[Material for this exercise Boundary: Start]

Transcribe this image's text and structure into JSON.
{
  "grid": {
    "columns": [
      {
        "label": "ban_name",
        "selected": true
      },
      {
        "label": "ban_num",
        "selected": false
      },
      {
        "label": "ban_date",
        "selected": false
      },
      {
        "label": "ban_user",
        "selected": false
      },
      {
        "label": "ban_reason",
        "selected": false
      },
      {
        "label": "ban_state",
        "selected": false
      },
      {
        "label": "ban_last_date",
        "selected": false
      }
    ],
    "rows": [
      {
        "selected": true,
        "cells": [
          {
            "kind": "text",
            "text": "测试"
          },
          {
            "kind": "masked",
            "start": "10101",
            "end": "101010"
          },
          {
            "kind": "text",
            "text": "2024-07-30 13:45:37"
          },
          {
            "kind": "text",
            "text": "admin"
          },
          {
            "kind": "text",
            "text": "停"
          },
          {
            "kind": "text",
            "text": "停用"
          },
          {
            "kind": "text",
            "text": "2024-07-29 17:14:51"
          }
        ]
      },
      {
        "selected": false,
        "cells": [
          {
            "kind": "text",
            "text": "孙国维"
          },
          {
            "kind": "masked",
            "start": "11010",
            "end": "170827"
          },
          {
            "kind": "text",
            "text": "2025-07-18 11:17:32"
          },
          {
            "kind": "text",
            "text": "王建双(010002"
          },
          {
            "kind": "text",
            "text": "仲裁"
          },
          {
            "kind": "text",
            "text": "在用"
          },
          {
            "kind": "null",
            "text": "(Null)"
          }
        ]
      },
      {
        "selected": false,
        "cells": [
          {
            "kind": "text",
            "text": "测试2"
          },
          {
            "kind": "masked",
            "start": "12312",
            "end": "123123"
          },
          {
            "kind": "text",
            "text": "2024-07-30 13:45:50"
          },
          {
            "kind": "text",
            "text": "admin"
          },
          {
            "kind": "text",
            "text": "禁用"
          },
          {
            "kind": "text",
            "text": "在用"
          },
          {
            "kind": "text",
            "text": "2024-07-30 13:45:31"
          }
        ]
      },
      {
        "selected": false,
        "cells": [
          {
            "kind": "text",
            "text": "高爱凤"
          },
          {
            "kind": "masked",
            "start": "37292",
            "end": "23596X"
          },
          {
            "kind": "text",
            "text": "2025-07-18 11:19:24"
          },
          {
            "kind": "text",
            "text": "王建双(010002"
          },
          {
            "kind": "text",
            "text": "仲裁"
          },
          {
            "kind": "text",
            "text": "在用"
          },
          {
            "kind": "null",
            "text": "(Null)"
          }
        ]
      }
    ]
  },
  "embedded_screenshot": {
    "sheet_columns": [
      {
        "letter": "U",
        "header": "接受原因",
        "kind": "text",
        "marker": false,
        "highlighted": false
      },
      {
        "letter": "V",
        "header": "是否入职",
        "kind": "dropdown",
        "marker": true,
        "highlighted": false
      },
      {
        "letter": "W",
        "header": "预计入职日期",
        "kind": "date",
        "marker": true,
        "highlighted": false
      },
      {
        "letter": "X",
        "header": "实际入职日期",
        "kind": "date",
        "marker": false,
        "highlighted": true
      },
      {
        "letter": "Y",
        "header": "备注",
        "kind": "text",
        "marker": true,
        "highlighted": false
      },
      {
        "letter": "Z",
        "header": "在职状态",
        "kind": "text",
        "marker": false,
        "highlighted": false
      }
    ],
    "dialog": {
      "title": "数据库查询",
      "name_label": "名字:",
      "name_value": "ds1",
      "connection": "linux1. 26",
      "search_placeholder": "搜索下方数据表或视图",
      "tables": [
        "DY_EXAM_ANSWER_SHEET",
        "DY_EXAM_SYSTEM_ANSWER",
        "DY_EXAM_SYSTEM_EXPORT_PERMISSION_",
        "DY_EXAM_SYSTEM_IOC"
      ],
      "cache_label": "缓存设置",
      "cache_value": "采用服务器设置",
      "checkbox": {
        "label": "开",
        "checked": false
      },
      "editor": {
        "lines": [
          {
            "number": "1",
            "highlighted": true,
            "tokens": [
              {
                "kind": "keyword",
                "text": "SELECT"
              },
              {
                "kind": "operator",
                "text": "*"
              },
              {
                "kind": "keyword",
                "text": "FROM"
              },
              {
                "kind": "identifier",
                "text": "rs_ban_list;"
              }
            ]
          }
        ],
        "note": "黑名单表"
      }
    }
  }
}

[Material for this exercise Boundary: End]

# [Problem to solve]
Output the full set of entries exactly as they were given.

# [Result]
Transcribe this image's text and structure into JSON.
{
  "grid": {
    "columns": [
      {
        "label": "ban_name",
        "selected": true
      },
      {
        "label": "ban_num",
        "selected": false
      },
      {
        "label": "ban_date",
        "selected": false
      },
      {
        "label": "ban_user",
        "selected": false
      },
      {
        "label": "ban_reason",
        "selected": false
      },
      {
        "label": "ban_state",
        "selected": false
      },
      {
        "label": "ban_last_date",
        "selected": false
      }
    ],
    "rows": [
      {
        "selected": true,
        "cells": [
          {
            "kind": "text",
            "text": "测试"
          },
          {
            "kind": "masked",
            "start": "10101",
            "end": "101010"
          },
          {
            "kind": "text",
            "text": "2024-07-30 13:45:37"
          },
          {
            "kind": "text",
            "text": "admin"
          },
          {
            "kind": "text",
            "text": "停"
          },
          {
            "kind": "text",
            "text": "停用"
          },
          {
            "kind": "text",
            "text": "2024-07-29 17:14:51"
          }
        ]
      },
      {
        "selected": false,
        "cells": [
          {
            "kind": "text",
            "text": "孙国维"
          },
          {
            "kind": "masked",
            "start": "11010",
            "end": "170827"
          },
          {
            "kind": "text",
            "text": "2025-07-18 11:17:32"
          },
          {
            "kind": "text",
            "text": "王建双(010002"
          },
          {
            "kind": "text",
            "text": "仲裁"
          },
          {
            "kind": "text",
            "text": "在用"
          },
          {
            "kind": "null",
            "text": "(Null)"
          }
        ]
      },
      {
        "selected": false,
        "cells": [
          {
            "kind": "text",
            "text": "测试2"
          },
          {
            "kind": "masked",
            "start": "12312",
            "end": "123123"
          },
          {
            "kind": "text",
            "text": "2024-07-30 13:45:50"
          },
          {
            "kind": "text",
            "text": "admin"
          },
          {
            "kind": "text",
            "text": "禁用"
          },
          {
            "kind": "text",
            "text": "在用"
          },
          {
            "kind": "text",
            "text": "2024-07-30 13:45:31"
          }
        ]
      },
      {
        "selected": false,
        "cells": [
          {
            "kind": "text",
            "text": "高爱凤"
          },
          {
            "kind": "masked",
            "start": "37292",
            "end": "23596X"
          },
          {
            "kind": "text",
            "text": "2025-07-18 11:19:24"
          },
          {
            "kind": "text",
            "text": "王建双(010002"
          },
          {
            "kind": "text",
            "text": "仲裁"
          },
          {
            "kind": "text",
            "text": "在用"
          },
          {
            "kind": "null",
            "text": "(Null)"
          }
        ]
      }
    ]
  },
  "embedded_screenshot": {
    "sheet_columns": [
      {
        "letter": "U",
        "header": "接受原因",
        "kind": "text",
        "marker": false,
        "highlighted": false
      },
      {
        "letter": "V",
        "header": "是否入职",
        "kind": "dropdown",
        "marker": true,
        "highlighted": false
      },
      {
        "letter": "W",
        "header": "预计入职日期",
        "kind": "date",
        "marker": true,
        "highlighted": false
      },
      {
        "letter": "X",
        "header": "实际入职日期",
        "kind": "date",
        "marker": false,
        "highlighted": true
      },
      {
        "letter": "Y",
        "header": "备注",
        "kind": "text",
        "marker": true,
        "highlighted": false
      },
      {
        "letter": "Z",
        "header": "在职状态",
        "kind": "text",
        "marker": false,
        "highlighted": false
      }
    ],
    "dialog": {
      "title": "数据库查询",
      "name_label": "名字:",
      "name_value": "ds1",
      "connection": "linux1. 26",
      "search_placeholder": "搜索下方数据表或视图",
      "tables": [
        "DY_EXAM_ANSWER_SHEET",
        "DY_EXAM_SYSTEM_ANSWER",
        "DY_EXAM_SYSTEM_EXPORT_PERMISSION_",
        "DY_EXAM_SYSTEM_IOC"
      ],
      "cache_label": "缓存设置",
      "cache_value": "采用服务器设置",
      "checkbox": {
        "label": "开",
        "checked": false
      },
      "editor": {
        "lines": [
          {
            "number": "1",
            "highlighted": true,
            "tokens": [
              {
                "kind": "keyword",
                "text": "SELECT"
              },
              {
                "kind": "operator",
                "text": "*"
              },
              {
                "kind": "keyword",
                "text": "FROM"
              },
              {
                "kind": "identifier",
                "text": "rs_ban_list;"
              }
            ]
          }
        ],
        "note": "黑名单表"
      }
    }
  }
}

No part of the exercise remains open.